Sea mullet can also be caught with pieces of cut squid, cut bloodworms, or small sand fleas that you dig out from the surf at the beach. You can even catch them on regular old earthworms and also on any bit of cut bait.

If you are looking for a mess of sea mullet, however, it is best to give them what they the bait that they are foraging for in the first place. I like to use a small piece of cut artificial bloodworm marketed by brands such as Fishbites and Gulp and then add a bit of fresh-cut shrimp to the hook. The combination is one sea mullet can rarely resist. One thing is for sure, sea mullet won’t disappoint you at the table. They are a delicious fish that is just perfect for pan-frying. So go out to the nearest fishing pier or beach and get in on some nice sea mullet action.

Fall Fishing

Fall Fishing Tips for Red Drum

The Red drum are known by many names along the Atlantic and Gulf Coasts: redfish, channel bass, spottail bass, puppy drum, and others. One thing is for sure, wherever they roam red drum are one of the most sought after inshore saltwater fish and they are especially targeted in the fall when they are in the move and aggressive.

Red drum range from Virginia down to Texas and are an important sport fish, protected by regulations in every state where they occur. In many states, they are governed by slot limits. Make sure you know the rules before you keep one.

When fishing for fall red drum keep these tips in mind.

Red drum love mullet

Most anglers are familiar with the idea of fishing for red drum in the surf with cut mullet. What they may not know is that it is just as effective (if not more) to target red drum with live finger mullet. Red drum in the fall are cruising the surf and the waterways looking for roaming mullet schools, and if you can cast net yourself some frisky finger mullet you have a great chance of drawing a bite from a red drum.

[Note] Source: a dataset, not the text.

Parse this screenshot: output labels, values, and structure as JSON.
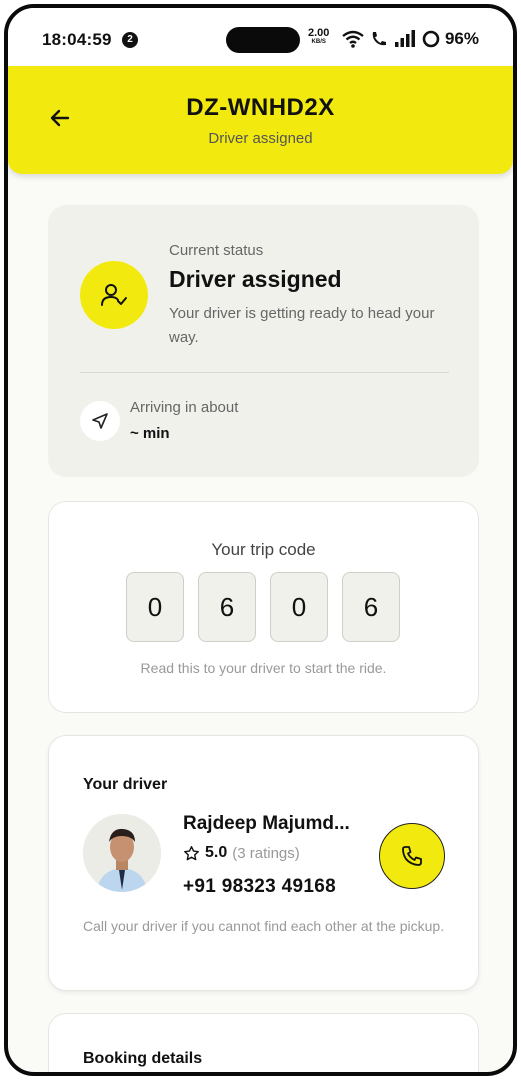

Fish a finger mullet on a fishfinder rig for red drum, using only enough weight (an egg sinker) to get your bait to the bottom. Hook the finger mullet through the eyes and they’ll live longer. When fishing live bait for red drum don’t worry about anchoring your rig to the bottom. Cast out, move it around…just go slow and cover as much ground as possible. The red drum will tell you where they are.

Red drum get up early and stay up late

Red drum are a nocturnal fish that will feed throughout the night under the fall moon. You will often find serious drum anglers showing up for action only after the sun goes down. They also are prone to stage a bite just around sunrise, when schools of mullet and other baitfish are particularly active.

It’s often more profitable to fish your drum hole early in the morning and then return as the sun goes down and let others soak there baits during the heat of the day. Tides play a role in this, and an outgoing tide in the morning will often send red drum into a feeding frenzy as minnows and shrimp are forced out of their hiding places.

Don’t forget about lures

Red drum will readily bite artificial lures in the fall. Jigs with soft plastic and synthetic tails (like the Gulp line of lures) as well as hard plugs that imitate mullet and pogies will work. Cast out and work your lure slowly for red drum, as they won’t chase your offering like bluefish or speckled trout might. Just keep up a slow retrieve with a few flashes to get their attention. The scented baits of the Gulp line are terrific at drawing in red drum since drum feed equally by scent and sight. You shouldn’t need a leader in these situations as red drum won’t bite you off.